   Our friendship didn't end in Africa. I met him again in Alaska and several times in Colorado. I also covered his funeral and musical made as a tribute, "Almost Heaven."

   VAIL, Colo. _ Christopher Reeve DIDN'T walk by the time he turned 50,  as he once vowed, but giving up wasn't in the vocabulary of the articulate former Juilliard student.
    Instead, he kept speaking around the country, finishing a second book, battling to lift
restrictions on research that could lead to a cure to his paralysis, and 
exercising almost daily. 
    "There will be a cure. It is very important for me to stay in the best
possible condition to be prepared," he said in an interview at a weekend
fund-raising event for the Christopher Reeve Paralysis Foundation. 


   IN THE TENERE REGION OF THE SAHARA (AP) First it appeared like confetti in the endless sand. Then big chunks of fuselate shattered in the crash that killed all 171 aboard, came
into view.
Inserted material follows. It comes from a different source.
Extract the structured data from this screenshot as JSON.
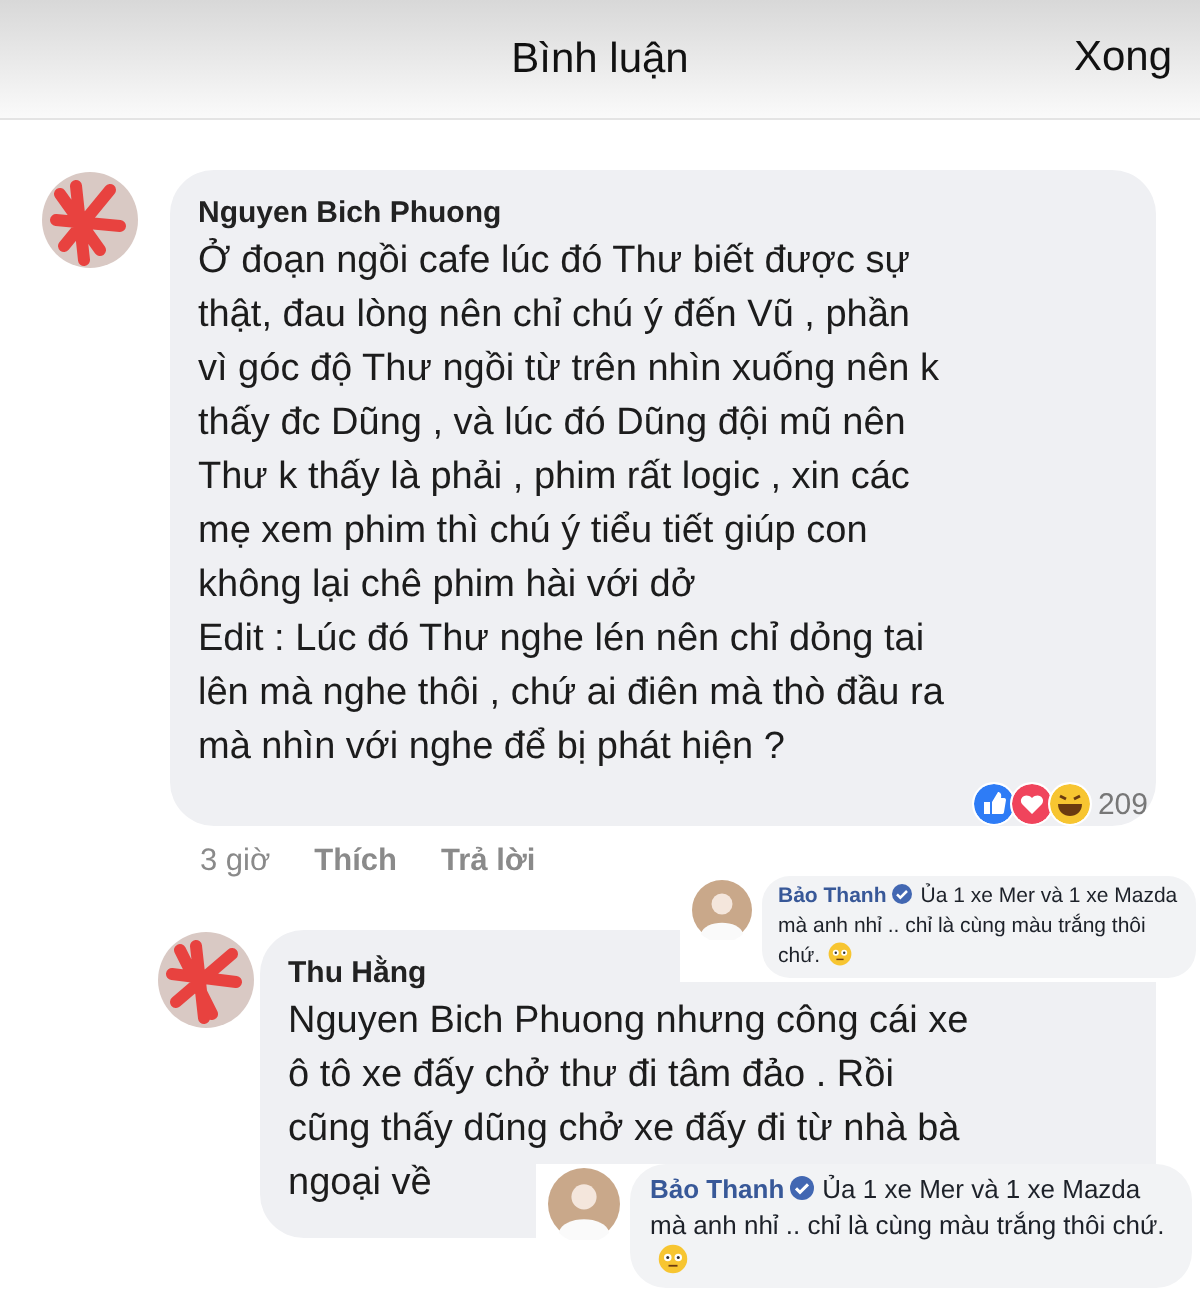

It was hard to imagine in a low-level flight over the scene that the
pieces ever came together to form a jumbo jet.
   Investigators in the Tenere Desert, the heart of the Sahara, worked in 113-degree
heat Thursday to determine a cause for the crash of the Paris-bound DC-10
two days earlier. They recovered the flight and voice recorders from
the wreckage, a spokesman at the French Foreign Ministry in Paris
said Thursday night.
   Blackened bodies were scattered across the desert.
   The dead included seven Americans, among them Bonnie Pugh, wife
of the U.S. ambassador to Chad, Robert L. Pugh. Other victims
included a Chadian Cabinet minister, two Swiss priests and eight
    More than 20 years later Gaddafi was paid back when he was killed by his own people, rebelling against his tyranny.


    PINE JUNCTION, Colo. _ Down the mountain road, freshly scrawled signs thank firefighters "for saving our dreams." Patsy and Steve Kruzek have only memories. "This place may be beautiful again, but not in my lifetime," said Patsy, standing outside the stone basement of what had been a three-story home. It was all that was left of a 35-acre holding probably worth $350,000.
    Smoke tufted up next to the statue of a howling coyote, who almost seemed to be feeling the couple's pain.


     PETERSON AIR FORCE BASE _ American and Russian officers claimed success Friday in their joint effort to make certain their were no accidental nuclear missile launches because of the Y2K computer bug.
    There was a little rush of excitement when U.S. monitors detected a Russian missile being launched at Chechna.
    But we all went home early because once no missiles had been launched in the first hours of Russian time we knew the threat was over.

    Although I had once covered a Hollywood gorilla, during the making of King Kong outside the World Trade Centers, later in Gabon I met the real thing. A primatologist accidentally let a lowland gorrilla out of its cage. It threw a forearm at me, cracking the lens case on my Nikon. Meanwhile, the primatologist slid under a baboon cage for shelter. She told me to close the gate and go get help. I was torn, could I leave her there within reach of the gorrilla? I certainly didn't think I could help. But I wasn't sure I could even close the gate and didn't want to be the next target of the gorrilla. So I ran up the hill screaming in French that the guerrilla had escaped. All ended well when the boss came down and tranquilized the 400-pound animal. This did not become a news story but made the AP Log, and I was reimbursed for the cracked lens filter. I later met apes on two different assignments, without getting smacked.